But, as this book counts only about 300 pages, when will the vampires arrive? Let me inform you that the title of this book, as well as the blurb on the back, are somewhat misleading. In the midst of the vampire and zombie hype, one would expect a story packed with action, blood and gore. The type of vampire we expect is either a dangerous all-eating Dracula or a glittering to-swoon-over Twilight Edward Cullen. This story doesn’t offer any of the expectations mentioned above in this paragraph. In fact, read back this review and keep your focus and mind on the travelling and suspense.
Once you do get to the vampires, you might interpret the first part of the story in a different light. But it is not action-filled. The vampires might be dangerous but they are not out for throats or to gain as much blood as possible. In fact, this tale caries a sense of timid exploration, both in surroundings as well as in character, that somehow happens to involve vampires.
As this is a book I have in my personal collection of Jane Austen inspired novels, I will add a small section with more specific thoughts and opinions. When I bought this book I had a limited budget and an option between Pride and Prejudice and Zombies and this one.The choice I made was the best. I choose Mr Darcy, Vampyre, which disappointed me in the absence of vampires for most of the tale, but satisfied me in so many more. The characters don’t feel forced, they feel true to nature. I can imagine them in this situation. I enjoyed the beautiful places to which Amanda took me – a journey at a pace slow enough to visualize the countries she took me to. I realise the pace of the story might put some people off, but in a reality filled with deadlines (at the time) and obligations this tale felt like an escape, a way to relax.
If you enjoy travel literature then this will be a delightful surprise among the Austen inspired novels. It is sweet, it is light, despite the underlying sense of wrongness, and it takes one back to a time when travelling around the world was exotic and not as common or as easy as it is today. It’s in the spirit of 18th century travel books, think of Mary Wollstonecraft, Henry Fielding and Samuel Johnson.
Now I can imagine the disappointment of those who aren’t seeking a travel journal. But out of my collection I still think Mr Darcy, Vampyre is one of the dearer ones to me. It’s not too difficult plot-wise and it is filled with those little pleasures that make it, to me, a book to enjoy. Writing-style wise, it’s more modern than other Austen inspired books in my collection, but to me that only makes it an easier and more relaxing read. This book is definitely not everyone’s cup of tea, but to those that could possibly enjoy it, I would certainly recommend it.
[ Mr Darcy, Vampyre, is a (mostly) calm travel book, describing the honeymoon of Mr and Mrs Darcy, with a sense of underlying suspense and dread and vampires appearing near the end of the tale.

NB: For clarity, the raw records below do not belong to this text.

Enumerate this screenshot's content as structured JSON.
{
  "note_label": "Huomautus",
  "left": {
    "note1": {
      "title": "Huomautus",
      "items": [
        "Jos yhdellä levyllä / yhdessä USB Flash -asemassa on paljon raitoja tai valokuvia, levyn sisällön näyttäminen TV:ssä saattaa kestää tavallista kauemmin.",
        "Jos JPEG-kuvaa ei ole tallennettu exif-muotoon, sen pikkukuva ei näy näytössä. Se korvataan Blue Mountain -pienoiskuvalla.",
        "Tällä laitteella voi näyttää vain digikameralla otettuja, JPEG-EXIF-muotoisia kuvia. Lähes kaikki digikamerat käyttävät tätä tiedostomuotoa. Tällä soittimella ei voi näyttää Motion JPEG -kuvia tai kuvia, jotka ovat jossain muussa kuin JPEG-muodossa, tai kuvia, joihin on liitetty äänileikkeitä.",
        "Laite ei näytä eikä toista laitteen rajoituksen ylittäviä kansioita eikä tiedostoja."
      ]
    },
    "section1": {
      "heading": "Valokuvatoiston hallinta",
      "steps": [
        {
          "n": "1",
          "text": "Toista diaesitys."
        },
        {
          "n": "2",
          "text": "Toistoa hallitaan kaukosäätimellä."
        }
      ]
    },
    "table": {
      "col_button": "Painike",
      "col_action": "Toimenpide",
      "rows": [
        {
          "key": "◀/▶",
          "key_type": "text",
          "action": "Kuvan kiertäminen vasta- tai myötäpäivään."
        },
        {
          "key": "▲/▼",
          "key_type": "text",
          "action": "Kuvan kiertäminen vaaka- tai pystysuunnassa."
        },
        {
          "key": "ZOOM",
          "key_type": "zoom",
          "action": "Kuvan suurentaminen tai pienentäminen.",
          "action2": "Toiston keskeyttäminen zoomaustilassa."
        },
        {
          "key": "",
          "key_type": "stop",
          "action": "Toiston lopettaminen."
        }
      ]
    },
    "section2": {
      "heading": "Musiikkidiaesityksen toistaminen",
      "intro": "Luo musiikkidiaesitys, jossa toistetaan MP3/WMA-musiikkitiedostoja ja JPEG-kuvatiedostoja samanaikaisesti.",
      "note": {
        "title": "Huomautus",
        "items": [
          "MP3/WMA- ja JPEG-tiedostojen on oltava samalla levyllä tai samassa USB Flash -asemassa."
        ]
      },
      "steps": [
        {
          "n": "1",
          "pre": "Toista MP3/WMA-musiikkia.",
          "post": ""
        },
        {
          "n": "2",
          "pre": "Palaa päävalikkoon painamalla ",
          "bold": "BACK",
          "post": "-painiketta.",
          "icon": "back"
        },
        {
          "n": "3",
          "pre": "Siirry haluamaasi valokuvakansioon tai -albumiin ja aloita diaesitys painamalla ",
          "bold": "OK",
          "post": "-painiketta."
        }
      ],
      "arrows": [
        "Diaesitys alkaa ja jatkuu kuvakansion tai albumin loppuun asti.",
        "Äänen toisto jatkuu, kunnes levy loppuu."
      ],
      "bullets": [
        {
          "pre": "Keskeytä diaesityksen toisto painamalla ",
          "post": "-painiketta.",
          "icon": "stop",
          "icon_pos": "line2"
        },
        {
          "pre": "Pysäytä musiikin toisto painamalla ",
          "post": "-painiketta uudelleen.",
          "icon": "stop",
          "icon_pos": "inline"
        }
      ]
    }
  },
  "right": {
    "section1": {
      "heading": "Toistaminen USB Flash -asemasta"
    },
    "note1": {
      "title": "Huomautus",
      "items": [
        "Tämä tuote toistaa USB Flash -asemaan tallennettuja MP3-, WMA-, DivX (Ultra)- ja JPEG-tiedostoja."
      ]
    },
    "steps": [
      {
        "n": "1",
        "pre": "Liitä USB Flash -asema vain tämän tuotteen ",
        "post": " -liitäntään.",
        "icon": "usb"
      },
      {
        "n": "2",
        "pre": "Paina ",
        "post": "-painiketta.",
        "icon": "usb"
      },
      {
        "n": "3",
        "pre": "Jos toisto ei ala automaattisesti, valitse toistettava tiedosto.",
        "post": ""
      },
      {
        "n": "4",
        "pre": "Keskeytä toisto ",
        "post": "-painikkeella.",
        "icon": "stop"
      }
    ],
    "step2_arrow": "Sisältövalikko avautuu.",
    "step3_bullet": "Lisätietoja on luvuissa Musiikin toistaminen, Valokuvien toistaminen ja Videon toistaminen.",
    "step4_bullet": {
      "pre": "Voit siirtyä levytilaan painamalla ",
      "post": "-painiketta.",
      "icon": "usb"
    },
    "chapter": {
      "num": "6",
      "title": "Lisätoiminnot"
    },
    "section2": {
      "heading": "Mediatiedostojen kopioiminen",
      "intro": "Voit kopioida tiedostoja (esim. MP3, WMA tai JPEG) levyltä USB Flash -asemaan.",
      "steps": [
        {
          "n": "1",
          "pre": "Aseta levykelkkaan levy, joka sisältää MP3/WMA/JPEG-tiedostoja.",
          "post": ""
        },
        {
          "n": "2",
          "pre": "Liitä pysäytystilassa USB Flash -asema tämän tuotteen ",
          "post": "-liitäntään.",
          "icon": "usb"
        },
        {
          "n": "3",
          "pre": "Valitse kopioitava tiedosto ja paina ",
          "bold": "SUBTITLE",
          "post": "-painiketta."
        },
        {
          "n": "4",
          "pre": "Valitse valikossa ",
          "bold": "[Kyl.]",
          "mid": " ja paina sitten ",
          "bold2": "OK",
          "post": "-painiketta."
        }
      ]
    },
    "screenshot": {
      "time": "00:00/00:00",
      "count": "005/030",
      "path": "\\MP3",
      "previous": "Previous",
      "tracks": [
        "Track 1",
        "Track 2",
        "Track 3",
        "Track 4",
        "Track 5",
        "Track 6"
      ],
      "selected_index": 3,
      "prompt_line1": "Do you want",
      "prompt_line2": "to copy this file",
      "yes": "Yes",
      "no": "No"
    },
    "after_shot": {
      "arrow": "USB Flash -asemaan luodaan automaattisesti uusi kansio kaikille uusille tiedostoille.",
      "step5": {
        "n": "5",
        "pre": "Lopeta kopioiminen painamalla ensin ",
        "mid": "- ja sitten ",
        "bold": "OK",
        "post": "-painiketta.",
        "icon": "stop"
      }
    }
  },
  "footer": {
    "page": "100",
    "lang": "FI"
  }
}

Amanda Grange is one of the authors I enjoy reading stories from. She has written more Pride and Prejudice and Austen inspired tales that I would heavily recommend. To visit her website, click here. ]